## Prompt
Here is a listing; restate all of it exactly.

-------------------------

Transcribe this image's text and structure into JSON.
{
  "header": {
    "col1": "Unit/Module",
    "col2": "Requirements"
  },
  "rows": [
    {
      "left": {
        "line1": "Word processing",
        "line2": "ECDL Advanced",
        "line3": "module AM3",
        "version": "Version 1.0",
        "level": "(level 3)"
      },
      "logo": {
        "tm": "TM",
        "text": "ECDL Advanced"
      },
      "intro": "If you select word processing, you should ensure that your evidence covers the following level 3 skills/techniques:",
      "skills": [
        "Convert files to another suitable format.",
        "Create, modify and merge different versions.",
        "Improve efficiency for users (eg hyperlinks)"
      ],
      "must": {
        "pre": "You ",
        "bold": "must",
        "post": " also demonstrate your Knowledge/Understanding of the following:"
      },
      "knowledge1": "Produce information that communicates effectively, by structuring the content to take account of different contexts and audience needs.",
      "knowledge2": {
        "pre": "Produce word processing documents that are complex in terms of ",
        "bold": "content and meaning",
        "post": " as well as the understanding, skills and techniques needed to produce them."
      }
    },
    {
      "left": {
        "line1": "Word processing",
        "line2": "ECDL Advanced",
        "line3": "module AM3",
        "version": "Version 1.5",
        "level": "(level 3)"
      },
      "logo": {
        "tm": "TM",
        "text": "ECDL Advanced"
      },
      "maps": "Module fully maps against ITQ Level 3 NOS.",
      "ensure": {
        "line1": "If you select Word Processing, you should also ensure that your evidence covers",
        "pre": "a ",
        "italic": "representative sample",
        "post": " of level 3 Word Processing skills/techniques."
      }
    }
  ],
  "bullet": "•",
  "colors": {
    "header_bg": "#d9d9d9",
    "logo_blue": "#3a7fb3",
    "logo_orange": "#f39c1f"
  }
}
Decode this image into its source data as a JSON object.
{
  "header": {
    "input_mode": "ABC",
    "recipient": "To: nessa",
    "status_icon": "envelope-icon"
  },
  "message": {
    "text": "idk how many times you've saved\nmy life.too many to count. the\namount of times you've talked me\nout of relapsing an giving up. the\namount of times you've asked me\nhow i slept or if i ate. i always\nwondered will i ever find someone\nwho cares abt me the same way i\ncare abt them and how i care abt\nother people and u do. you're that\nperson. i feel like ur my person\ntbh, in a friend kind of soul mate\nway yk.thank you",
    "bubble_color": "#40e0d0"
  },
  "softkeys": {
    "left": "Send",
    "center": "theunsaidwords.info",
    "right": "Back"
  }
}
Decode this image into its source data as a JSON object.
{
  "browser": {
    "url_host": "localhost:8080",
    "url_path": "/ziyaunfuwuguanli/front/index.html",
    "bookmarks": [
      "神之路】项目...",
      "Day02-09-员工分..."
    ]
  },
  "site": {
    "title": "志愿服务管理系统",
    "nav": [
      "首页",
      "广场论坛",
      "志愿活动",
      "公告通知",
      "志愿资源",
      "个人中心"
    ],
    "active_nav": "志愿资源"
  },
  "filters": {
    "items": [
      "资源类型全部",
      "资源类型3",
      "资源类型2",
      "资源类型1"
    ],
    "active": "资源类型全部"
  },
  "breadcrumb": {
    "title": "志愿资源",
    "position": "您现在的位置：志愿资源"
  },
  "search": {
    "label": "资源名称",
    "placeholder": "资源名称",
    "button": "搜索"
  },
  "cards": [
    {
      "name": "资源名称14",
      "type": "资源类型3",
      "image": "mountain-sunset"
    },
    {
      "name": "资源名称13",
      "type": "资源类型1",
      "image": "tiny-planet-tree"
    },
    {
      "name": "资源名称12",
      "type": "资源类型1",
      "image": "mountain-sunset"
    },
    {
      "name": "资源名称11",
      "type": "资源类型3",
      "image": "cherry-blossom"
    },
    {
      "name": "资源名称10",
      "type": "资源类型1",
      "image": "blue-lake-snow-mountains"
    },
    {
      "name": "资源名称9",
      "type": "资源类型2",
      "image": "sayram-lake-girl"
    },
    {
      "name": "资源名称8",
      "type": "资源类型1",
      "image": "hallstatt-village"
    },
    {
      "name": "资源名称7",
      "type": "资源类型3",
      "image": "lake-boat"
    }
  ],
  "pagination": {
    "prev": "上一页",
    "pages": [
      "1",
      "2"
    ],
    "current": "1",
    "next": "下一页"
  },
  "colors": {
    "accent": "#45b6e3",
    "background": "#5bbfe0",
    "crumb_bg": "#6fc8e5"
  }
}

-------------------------

## Solution
Transcribe this image's text and structure into JSON.
{
  "header": {
    "col1": "Unit/Module",
    "col2": "Requirements"
  },
  "rows": [
    {
      "left": {
        "line1": "Word processing",
        "line2": "ECDL Advanced",
        "line3": "module AM3",
        "version": "Version 1.0",
        "level": "(level 3)"
      },
      "logo": {
        "tm": "TM",
        "text": "ECDL Advanced"
      },
      "intro": "If you select word processing, you should ensure that your evidence covers the following level 3 skills/techniques:",
      "skills": [
        "Convert files to another suitable format.",
        "Create, modify and merge different versions.",
        "Improve efficiency for users (eg hyperlinks)"
      ],
      "must": {
        "pre": "You ",
        "bold": "must",
        "post": " also demonstrate your Knowledge/Understanding of the following:"
      },
      "knowledge1": "Produce information that communicates effectively, by structuring the content to take account of different contexts and audience needs.",
      "knowledge2": {
        "pre": "Produce word processing documents that are complex in terms of ",
        "bold": "content and meaning",
        "post": " as well as the understanding, skills and techniques needed to produce them."
      }
    },
    {
      "left": {
        "line1": "Word processing",
        "line2": "ECDL Advanced",
        "line3": "module AM3",
        "version": "Version 1.5",
        "level": "(level 3)"
      },
      "logo": {
        "tm": "TM",
        "text": "ECDL Advanced"
      },
      "maps": "Module fully maps against ITQ Level 3 NOS.",
      "ensure": {
        "line1": "If you select Word Processing, you should also ensure that your evidence covers",
        "pre": "a ",
        "italic": "representative sample",
        "post": " of level 3 Word Processing skills/techniques."
      }
    }
  ],
  "bullet": "•",
  "colors": {
    "header_bg": "#d9d9d9",
    "logo_blue": "#3a7fb3",
    "logo_orange": "#f39c1f"
  }
}
Decode this image into its source data as a JSON object.
{
  "header": {
    "input_mode": "ABC",
    "recipient": "To: nessa",
    "status_icon": "envelope-icon"
  },
  "message": {
    "text": "idk how many times you've saved\nmy life.too many to count. the\namount of times you've talked me\nout of relapsing an giving up. the\namount of times you've asked me\nhow i slept or if i ate. i always\nwondered will i ever find someone\nwho cares abt me the same way i\ncare abt them and how i care abt\nother people and u do. you're that\nperson. i feel like ur my person\ntbh, in a friend kind of soul mate\nway yk.thank you",
    "bubble_color": "#40e0d0"
  },
  "softkeys": {
    "left": "Send",
    "center": "theunsaidwords.info",
    "right": "Back"
  }
}
Decode this image into its source data as a JSON object.
{
  "browser": {
    "url_host": "localhost:8080",
    "url_path": "/ziyaunfuwuguanli/front/index.html",
    "bookmarks": [
      "神之路】项目...",
      "Day02-09-员工分..."
    ]
  },
  "site": {
    "title": "志愿服务管理系统",
    "nav": [
      "首页",
      "广场论坛",
      "志愿活动",
      "公告通知",
      "志愿资源",
      "个人中心"
    ],
    "active_nav": "志愿资源"
  },
  "filters": {
    "items": [
      "资源类型全部",
      "资源类型3",
      "资源类型2",
      "资源类型1"
    ],
    "active": "资源类型全部"
  },
  "breadcrumb": {
    "title": "志愿资源",
    "position": "您现在的位置：志愿资源"
  },
  "search": {
    "label": "资源名称",
    "placeholder": "资源名称",
    "button": "搜索"
  },
  "cards": [
    {
      "name": "资源名称14",
      "type": "资源类型3",
      "image": "mountain-sunset"
    },
    {
      "name": "资源名称13",
      "type": "资源类型1",
      "image": "tiny-planet-tree"
    },
    {
      "name": "资源名称12",
      "type": "资源类型1",
      "image": "mountain-sunset"
    },
    {
      "name": "资源名称11",
      "type": "资源类型3",
      "image": "cherry-blossom"
    },
    {
      "name": "资源名称10",
      "type": "资源类型1",
      "image": "blue-lake-snow-mountains"
    },
    {
      "name": "资源名称9",
      "type": "资源类型2",
      "image": "sayram-lake-girl"
    },
    {
      "name": "资源名称8",
      "type": "资源类型1",
      "image": "hallstatt-village"
    },
    {
      "name": "资源名称7",
      "type": "资源类型3",
      "image": "lake-boat"
    }
  ],
  "pagination": {
    "prev": "上一页",
    "pages": [
      "1",
      "2"
    ],
    "current": "1",
    "next": "下一页"
  },
  "colors": {
    "accent": "#45b6e3",
    "background": "#5bbfe0",
    "crumb_bg": "#6fc8e5"
  }
}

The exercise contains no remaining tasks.